[Data about app and page elements]
/---

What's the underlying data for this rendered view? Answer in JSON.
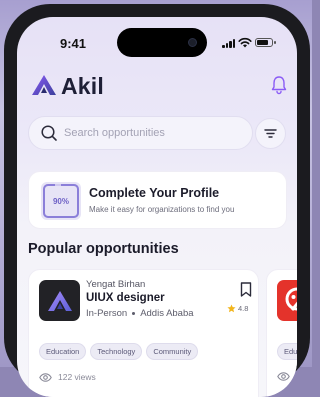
{
  "status_bar": {
    "time": "9:41"
  },
  "header": {
    "brand": "Akil"
  },
  "search": {
    "placeholder": "Search opportunities"
  },
  "profile_card": {
    "percent": "90%",
    "completion": 0.9,
    "title": "Complete Your Profile",
    "subtitle": "Make it easy for organizations to find you"
  },
  "section": {
    "title": "Popular opportunities"
  },
  "opportunities": [
    {
      "company": "Yengat Birhan",
      "role": "UIUX designer",
      "mode": "In-Person",
      "location": "Addis Ababa",
      "rating": "4.8",
      "tags": [
        "Education",
        "Technology",
        "Community"
      ],
      "views": "122 views"
    },
    {
      "tag_partial": "Edu"
    }
  ],
  "colors": {
    "accent": "#6e61c6",
    "logo_dark": "#222226",
    "peek_logo": "#e4332b",
    "star": "#f2b51c"
  }
}
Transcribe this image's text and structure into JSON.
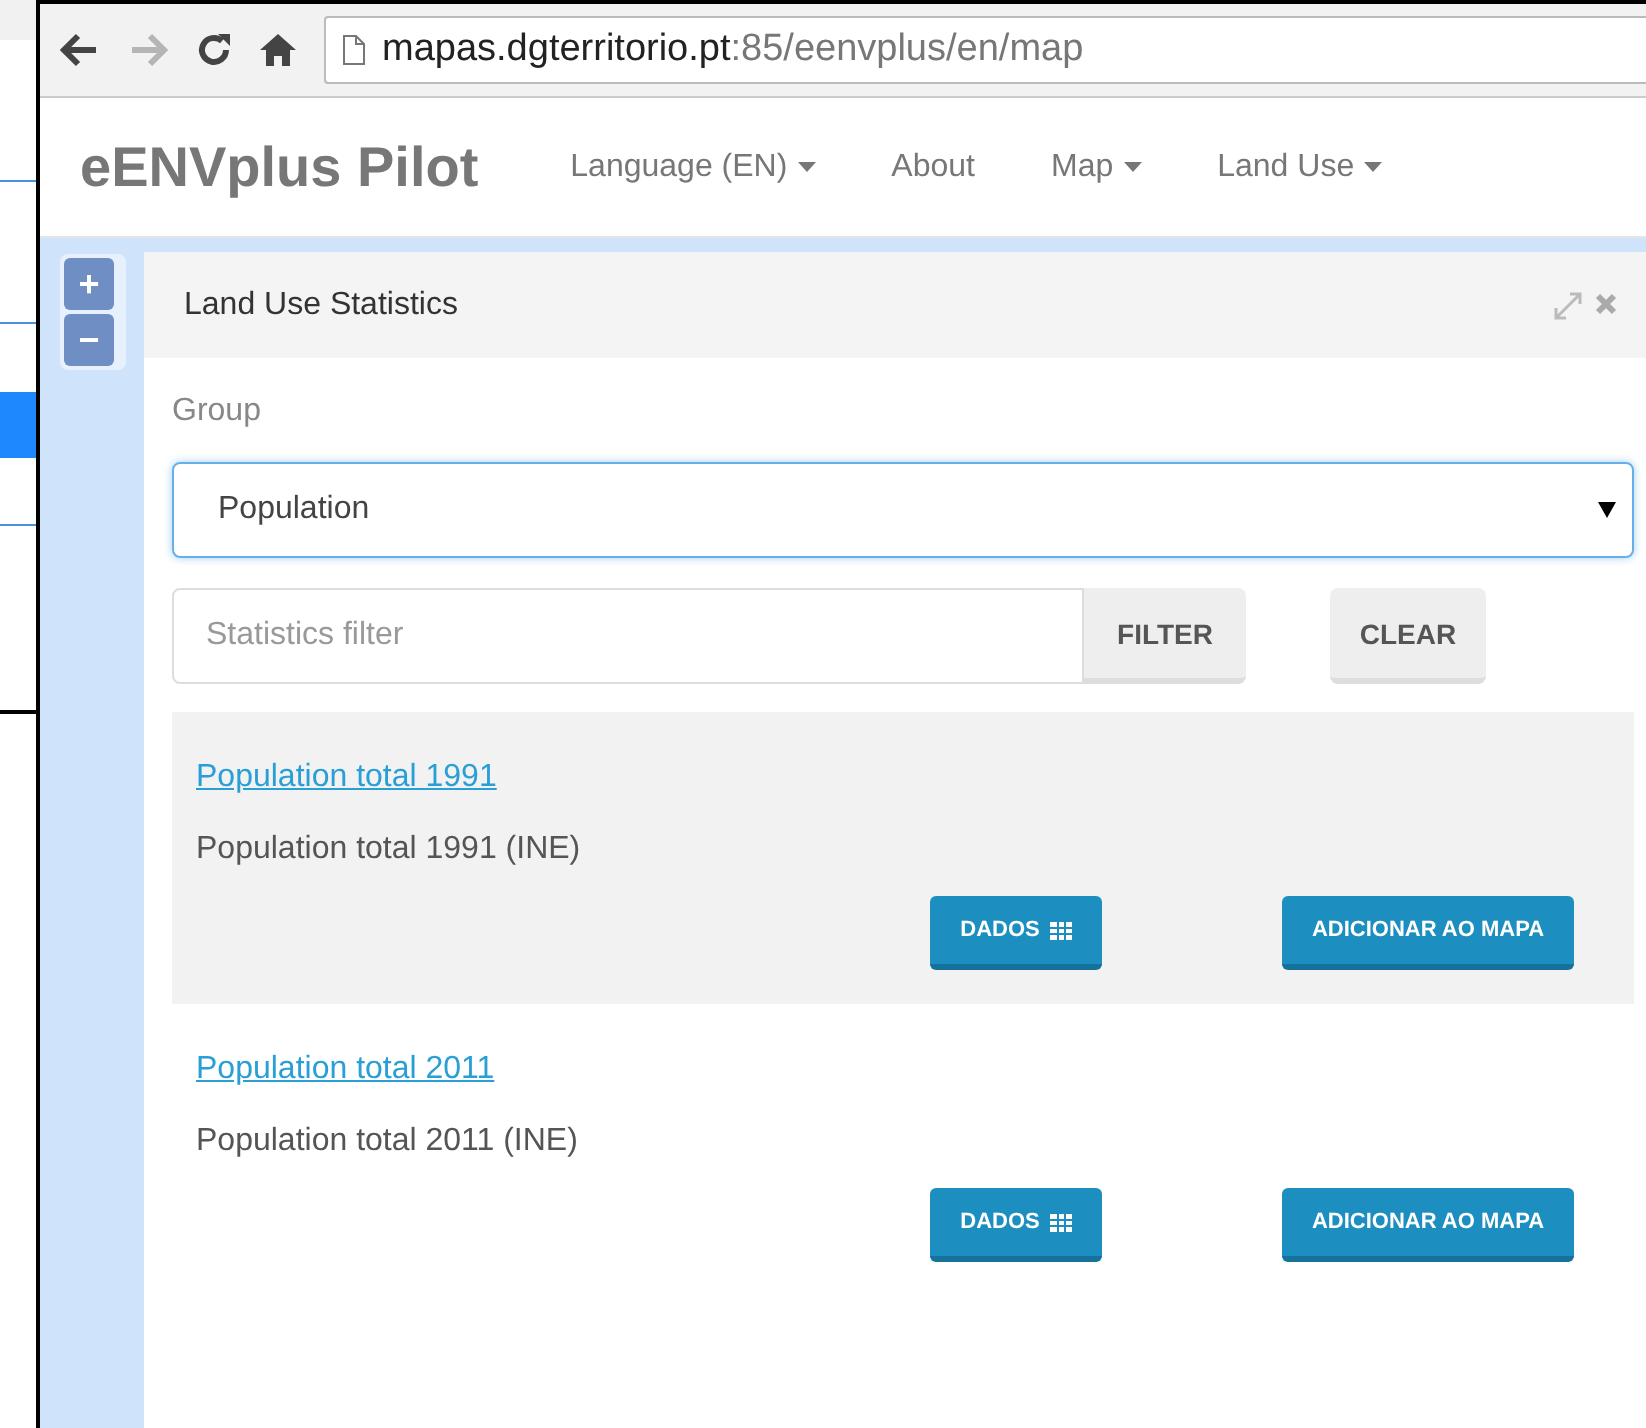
{
  "browser": {
    "url_host": "mapas.dgterritorio.pt",
    "url_path": ":85/eenvplus/en/map",
    "forward_disabled": true
  },
  "navbar": {
    "brand": "eENVplus Pilot",
    "items": [
      {
        "label": "Language (EN)",
        "dropdown": true
      },
      {
        "label": "About",
        "dropdown": false
      },
      {
        "label": "Map",
        "dropdown": true
      },
      {
        "label": "Land Use",
        "dropdown": true
      }
    ]
  },
  "zoom": {
    "in": "+",
    "out": "−"
  },
  "panel": {
    "title": "Land Use Statistics",
    "group_label": "Group",
    "group_value": "Population",
    "filter_placeholder": "Statistics filter",
    "filter_button": "FILTER",
    "clear_button": "CLEAR",
    "results": [
      {
        "title": "Population total 1991",
        "description": "Population total 1991 (INE)",
        "highlighted": true,
        "data_button": "DADOS",
        "add_button": "ADICIONAR AO MAPA"
      },
      {
        "title": "Population total 2011",
        "description": "Population total 2011 (INE)",
        "highlighted": false,
        "data_button": "DADOS",
        "add_button": "ADICIONAR AO MAPA"
      }
    ]
  }
}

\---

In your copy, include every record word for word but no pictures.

RESULT:
What's the underlying data for this rendered view? Answer in JSON.
{
  "status_bar": {
    "time": "9:41"
  },
  "header": {
    "brand": "Akil"
  },
  "search": {
    "placeholder": "Search opportunities"
  },
  "profile_card": {
    "percent": "90%",
    "completion": 0.9,
    "title": "Complete Your Profile",
    "subtitle": "Make it easy for organizations to find you"
  },
  "section": {
    "title": "Popular opportunities"
  },
  "opportunities": [
    {
      "company": "Yengat Birhan",
      "role": "UIUX designer",
      "mode": "In-Person",
      "location": "Addis Ababa",
      "rating": "4.8",
      "tags": [
        "Education",
        "Technology",
        "Community"
      ],
      "views": "122 views"
    },
    {
      "tag_partial": "Edu"
    }
  ],
  "colors": {
    "accent": "#6e61c6",
    "logo_dark": "#222226",
    "peek_logo": "#e4332b",
    "star": "#f2b51c"
  }
}
Transcribe this image's text and structure into JSON.
{
  "browser": {
    "url_host": "mapas.dgterritorio.pt",
    "url_path": ":85/eenvplus/en/map",
    "forward_disabled": true
  },
  "navbar": {
    "brand": "eENVplus Pilot",
    "items": [
      {
        "label": "Language (EN)",
        "dropdown": true
      },
      {
        "label": "About",
        "dropdown": false
      },
      {
        "label": "Map",
        "dropdown": true
      },
      {
        "label": "Land Use",
        "dropdown": true
      }
    ]
  },
  "zoom": {
    "in": "+",
    "out": "−"
  },
  "panel": {
    "title": "Land Use Statistics",
    "group_label": "Group",
    "group_value": "Population",
    "filter_placeholder": "Statistics filter",
    "filter_button": "FILTER",
    "clear_button": "CLEAR",
    "results": [
      {
        "title": "Population total 1991",
        "description": "Population total 1991 (INE)",
        "highlighted": true,
        "data_button": "DADOS",
        "add_button": "ADICIONAR AO MAPA"
      },
      {
        "title": "Population total 2011",
        "description": "Population total 2011 (INE)",
        "highlighted": false,
        "data_button": "DADOS",
        "add_button": "ADICIONAR AO MAPA"
      }
    ]
  }
}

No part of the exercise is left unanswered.